DATASET:
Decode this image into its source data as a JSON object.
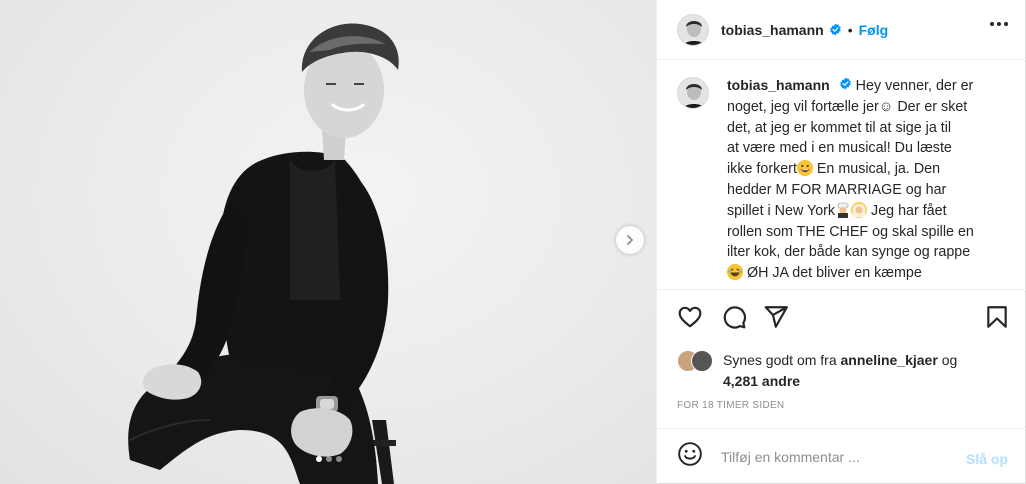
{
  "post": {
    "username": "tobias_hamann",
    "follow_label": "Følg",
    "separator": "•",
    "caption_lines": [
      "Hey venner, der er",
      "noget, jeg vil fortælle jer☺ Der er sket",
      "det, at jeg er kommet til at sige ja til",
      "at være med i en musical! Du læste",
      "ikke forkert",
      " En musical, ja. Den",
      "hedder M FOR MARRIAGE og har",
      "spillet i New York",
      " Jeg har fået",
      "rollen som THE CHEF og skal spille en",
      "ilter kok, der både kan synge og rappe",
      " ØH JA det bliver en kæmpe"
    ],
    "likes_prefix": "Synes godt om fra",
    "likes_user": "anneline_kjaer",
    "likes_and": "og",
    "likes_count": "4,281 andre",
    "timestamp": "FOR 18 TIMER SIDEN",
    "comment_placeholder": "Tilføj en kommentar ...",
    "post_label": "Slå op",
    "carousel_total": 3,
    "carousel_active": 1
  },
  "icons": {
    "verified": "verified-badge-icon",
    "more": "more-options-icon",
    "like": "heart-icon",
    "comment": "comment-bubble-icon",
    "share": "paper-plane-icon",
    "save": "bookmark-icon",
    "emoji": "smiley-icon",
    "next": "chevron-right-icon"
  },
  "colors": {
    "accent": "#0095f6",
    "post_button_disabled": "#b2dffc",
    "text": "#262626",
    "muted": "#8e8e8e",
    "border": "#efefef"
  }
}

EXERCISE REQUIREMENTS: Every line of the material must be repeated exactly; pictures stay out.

RESULT:
Decode this image into its source data as a JSON object.
{
  "post": {
    "username": "tobias_hamann",
    "follow_label": "Følg",
    "separator": "•",
    "caption_lines": [
      "Hey venner, der er",
      "noget, jeg vil fortælle jer☺ Der er sket",
      "det, at jeg er kommet til at sige ja til",
      "at være med i en musical! Du læste",
      "ikke forkert",
      " En musical, ja. Den",
      "hedder M FOR MARRIAGE og har",
      "spillet i New York",
      " Jeg har fået",
      "rollen som THE CHEF og skal spille en",
      "ilter kok, der både kan synge og rappe",
      " ØH JA det bliver en kæmpe"
    ],
    "likes_prefix": "Synes godt om fra",
    "likes_user": "anneline_kjaer",
    "likes_and": "og",
    "likes_count": "4,281 andre",
    "timestamp": "FOR 18 TIMER SIDEN",
    "comment_placeholder": "Tilføj en kommentar ...",
    "post_label": "Slå op",
    "carousel_total": 3,
    "carousel_active": 1
  },
  "icons": {
    "verified": "verified-badge-icon",
    "more": "more-options-icon",
    "like": "heart-icon",
    "comment": "comment-bubble-icon",
    "share": "paper-plane-icon",
    "save": "bookmark-icon",
    "emoji": "smiley-icon",
    "next": "chevron-right-icon"
  },
  "colors": {
    "accent": "#0095f6",
    "post_button_disabled": "#b2dffc",
    "text": "#262626",
    "muted": "#8e8e8e",
    "border": "#efefef"
  }
}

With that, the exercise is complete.